*Work to complete*.
The reply has to contain each record exactly as written.

Component data from apps and pages
# # # # # # #

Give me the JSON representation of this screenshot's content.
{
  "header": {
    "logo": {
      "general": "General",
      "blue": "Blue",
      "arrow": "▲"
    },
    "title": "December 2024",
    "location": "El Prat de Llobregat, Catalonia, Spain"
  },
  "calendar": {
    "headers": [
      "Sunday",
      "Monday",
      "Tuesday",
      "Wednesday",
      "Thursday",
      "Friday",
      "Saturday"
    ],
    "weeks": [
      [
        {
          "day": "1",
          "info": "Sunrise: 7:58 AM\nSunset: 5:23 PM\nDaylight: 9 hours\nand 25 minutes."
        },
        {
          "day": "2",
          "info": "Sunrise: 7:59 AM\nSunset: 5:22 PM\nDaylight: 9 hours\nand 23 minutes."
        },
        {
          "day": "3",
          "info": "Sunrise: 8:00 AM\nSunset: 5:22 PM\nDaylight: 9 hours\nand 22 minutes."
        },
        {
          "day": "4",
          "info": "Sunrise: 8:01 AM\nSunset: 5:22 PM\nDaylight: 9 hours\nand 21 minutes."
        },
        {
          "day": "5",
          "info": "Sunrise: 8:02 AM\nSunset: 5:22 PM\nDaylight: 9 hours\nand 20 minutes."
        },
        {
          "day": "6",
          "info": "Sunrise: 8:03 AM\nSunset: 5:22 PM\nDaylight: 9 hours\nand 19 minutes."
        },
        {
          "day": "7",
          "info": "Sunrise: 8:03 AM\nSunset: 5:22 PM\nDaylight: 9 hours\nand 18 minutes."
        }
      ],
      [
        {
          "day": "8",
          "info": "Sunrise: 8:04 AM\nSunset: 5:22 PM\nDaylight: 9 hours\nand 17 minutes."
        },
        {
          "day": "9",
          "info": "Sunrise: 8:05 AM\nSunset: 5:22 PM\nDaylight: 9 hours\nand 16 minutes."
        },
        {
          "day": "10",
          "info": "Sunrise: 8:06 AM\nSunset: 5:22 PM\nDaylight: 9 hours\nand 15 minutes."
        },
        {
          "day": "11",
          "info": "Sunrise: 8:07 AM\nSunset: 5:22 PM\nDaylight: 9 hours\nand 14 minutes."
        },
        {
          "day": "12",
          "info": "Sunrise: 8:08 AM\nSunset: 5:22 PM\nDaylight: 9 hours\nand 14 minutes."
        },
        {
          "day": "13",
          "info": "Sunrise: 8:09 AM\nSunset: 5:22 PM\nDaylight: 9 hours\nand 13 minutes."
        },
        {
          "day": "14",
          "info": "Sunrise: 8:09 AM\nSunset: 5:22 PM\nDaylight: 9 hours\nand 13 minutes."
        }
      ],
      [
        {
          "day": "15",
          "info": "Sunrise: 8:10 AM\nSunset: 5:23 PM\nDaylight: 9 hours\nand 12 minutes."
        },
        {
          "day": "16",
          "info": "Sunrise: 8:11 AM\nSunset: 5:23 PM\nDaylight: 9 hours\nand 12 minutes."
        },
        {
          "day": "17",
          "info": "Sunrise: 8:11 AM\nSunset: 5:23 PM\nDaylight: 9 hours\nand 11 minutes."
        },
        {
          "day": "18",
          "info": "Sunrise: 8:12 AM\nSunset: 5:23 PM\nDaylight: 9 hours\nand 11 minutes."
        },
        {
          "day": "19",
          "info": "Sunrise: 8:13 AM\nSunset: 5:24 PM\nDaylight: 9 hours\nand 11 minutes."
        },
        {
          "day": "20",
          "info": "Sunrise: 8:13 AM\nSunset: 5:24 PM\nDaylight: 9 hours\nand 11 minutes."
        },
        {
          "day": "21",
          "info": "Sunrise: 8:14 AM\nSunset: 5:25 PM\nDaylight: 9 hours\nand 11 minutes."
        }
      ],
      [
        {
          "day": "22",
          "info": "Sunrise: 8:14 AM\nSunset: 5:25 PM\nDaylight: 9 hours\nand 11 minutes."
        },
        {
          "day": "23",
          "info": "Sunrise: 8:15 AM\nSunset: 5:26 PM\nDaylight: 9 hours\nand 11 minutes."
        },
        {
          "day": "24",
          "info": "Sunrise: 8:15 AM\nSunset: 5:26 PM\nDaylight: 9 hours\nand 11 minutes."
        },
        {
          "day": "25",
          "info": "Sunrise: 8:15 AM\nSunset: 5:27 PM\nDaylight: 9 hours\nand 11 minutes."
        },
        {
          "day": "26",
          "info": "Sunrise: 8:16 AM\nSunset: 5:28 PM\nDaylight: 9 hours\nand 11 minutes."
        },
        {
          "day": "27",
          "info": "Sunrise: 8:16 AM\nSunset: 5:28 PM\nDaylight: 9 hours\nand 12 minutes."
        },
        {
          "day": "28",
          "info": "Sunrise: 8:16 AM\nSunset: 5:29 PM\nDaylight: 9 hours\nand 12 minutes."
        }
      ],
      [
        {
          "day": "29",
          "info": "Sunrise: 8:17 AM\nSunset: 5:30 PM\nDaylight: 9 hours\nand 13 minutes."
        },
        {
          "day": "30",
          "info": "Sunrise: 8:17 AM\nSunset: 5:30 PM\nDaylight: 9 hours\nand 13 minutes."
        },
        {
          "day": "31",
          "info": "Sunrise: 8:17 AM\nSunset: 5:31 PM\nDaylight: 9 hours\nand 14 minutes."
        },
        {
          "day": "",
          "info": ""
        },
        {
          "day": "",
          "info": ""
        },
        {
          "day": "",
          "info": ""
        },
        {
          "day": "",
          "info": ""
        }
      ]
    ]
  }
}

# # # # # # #

*Task result*.
Give me the JSON representation of this screenshot's content.
{
  "header": {
    "logo": {
      "general": "General",
      "blue": "Blue",
      "arrow": "▲"
    },
    "title": "December 2024",
    "location": "El Prat de Llobregat, Catalonia, Spain"
  },
  "calendar": {
    "headers": [
      "Sunday",
      "Monday",
      "Tuesday",
      "Wednesday",
      "Thursday",
      "Friday",
      "Saturday"
    ],
    "weeks": [
      [
        {
          "day": "1",
          "info": "Sunrise: 7:58 AM\nSunset: 5:23 PM\nDaylight: 9 hours\nand 25 minutes."
        },
        {
          "day": "2",
          "info": "Sunrise: 7:59 AM\nSunset: 5:22 PM\nDaylight: 9 hours\nand 23 minutes."
        },
        {
          "day": "3",
          "info": "Sunrise: 8:00 AM\nSunset: 5:22 PM\nDaylight: 9 hours\nand 22 minutes."
        },
        {
          "day": "4",
          "info": "Sunrise: 8:01 AM\nSunset: 5:22 PM\nDaylight: 9 hours\nand 21 minutes."
        },
        {
          "day": "5",
          "info": "Sunrise: 8:02 AM\nSunset: 5:22 PM\nDaylight: 9 hours\nand 20 minutes."
        },
        {
          "day": "6",
          "info": "Sunrise: 8:03 AM\nSunset: 5:22 PM\nDaylight: 9 hours\nand 19 minutes."
        },
        {
          "day": "7",
          "info": "Sunrise: 8:03 AM\nSunset: 5:22 PM\nDaylight: 9 hours\nand 18 minutes."
        }
      ],
      [
        {
          "day": "8",
          "info": "Sunrise: 8:04 AM\nSunset: 5:22 PM\nDaylight: 9 hours\nand 17 minutes."
        },
        {
          "day": "9",
          "info": "Sunrise: 8:05 AM\nSunset: 5:22 PM\nDaylight: 9 hours\nand 16 minutes."
        },
        {
          "day": "10",
          "info": "Sunrise: 8:06 AM\nSunset: 5:22 PM\nDaylight: 9 hours\nand 15 minutes."
        },
        {
          "day": "11",
          "info": "Sunrise: 8:07 AM\nSunset: 5:22 PM\nDaylight: 9 hours\nand 14 minutes."
        },
        {
          "day": "12",
          "info": "Sunrise: 8:08 AM\nSunset: 5:22 PM\nDaylight: 9 hours\nand 14 minutes."
        },
        {
          "day": "13",
          "info": "Sunrise: 8:09 AM\nSunset: 5:22 PM\nDaylight: 9 hours\nand 13 minutes."
        },
        {
          "day": "14",
          "info": "Sunrise: 8:09 AM\nSunset: 5:22 PM\nDaylight: 9 hours\nand 13 minutes."
        }
      ],
      [
        {
          "day": "15",
          "info": "Sunrise: 8:10 AM\nSunset: 5:23 PM\nDaylight: 9 hours\nand 12 minutes."
        },
        {
          "day": "16",
          "info": "Sunrise: 8:11 AM\nSunset: 5:23 PM\nDaylight: 9 hours\nand 12 minutes."
        },
        {
          "day": "17",
          "info": "Sunrise: 8:11 AM\nSunset: 5:23 PM\nDaylight: 9 hours\nand 11 minutes."
        },
        {
          "day": "18",
          "info": "Sunrise: 8:12 AM\nSunset: 5:23 PM\nDaylight: 9 hours\nand 11 minutes."
        },
        {
          "day": "19",
          "info": "Sunrise: 8:13 AM\nSunset: 5:24 PM\nDaylight: 9 hours\nand 11 minutes."
        },
        {
          "day": "20",
          "info": "Sunrise: 8:13 AM\nSunset: 5:24 PM\nDaylight: 9 hours\nand 11 minutes."
        },
        {
          "day": "21",
          "info": "Sunrise: 8:14 AM\nSunset: 5:25 PM\nDaylight: 9 hours\nand 11 minutes."
        }
      ],
      [
        {
          "day": "22",
          "info": "Sunrise: 8:14 AM\nSunset: 5:25 PM\nDaylight: 9 hours\nand 11 minutes."
        },
        {
          "day": "23",
          "info": "Sunrise: 8:15 AM\nSunset: 5:26 PM\nDaylight: 9 hours\nand 11 minutes."
        },
        {
          "day": "24",
          "info": "Sunrise: 8:15 AM\nSunset: 5:26 PM\nDaylight: 9 hours\nand 11 minutes."
        },
        {
          "day": "25",
          "info": "Sunrise: 8:15 AM\nSunset: 5:27 PM\nDaylight: 9 hours\nand 11 minutes."
        },
        {
          "day": "26",
          "info": "Sunrise: 8:16 AM\nSunset: 5:28 PM\nDaylight: 9 hours\nand 11 minutes."
        },
        {
          "day": "27",
          "info": "Sunrise: 8:16 AM\nSunset: 5:28 PM\nDaylight: 9 hours\nand 12 minutes."
        },
        {
          "day": "28",
          "info": "Sunrise: 8:16 AM\nSunset: 5:29 PM\nDaylight: 9 hours\nand 12 minutes."
        }
      ],
      [
        {
          "day": "29",
          "info": "Sunrise: 8:17 AM\nSunset: 5:30 PM\nDaylight: 9 hours\nand 13 minutes."
        },
        {
          "day": "30",
          "info": "Sunrise: 8:17 AM\nSunset: 5:30 PM\nDaylight: 9 hours\nand 13 minutes."
        },
        {
          "day": "31",
          "info": "Sunrise: 8:17 AM\nSunset: 5:31 PM\nDaylight: 9 hours\nand 14 minutes."
        },
        {
          "day": "",
          "info": ""
        },
        {
          "day": "",
          "info": ""
        },
        {
          "day": "",
          "info": ""
        },
        {
          "day": "",
          "info": ""
        }
      ]
    ]
  }
}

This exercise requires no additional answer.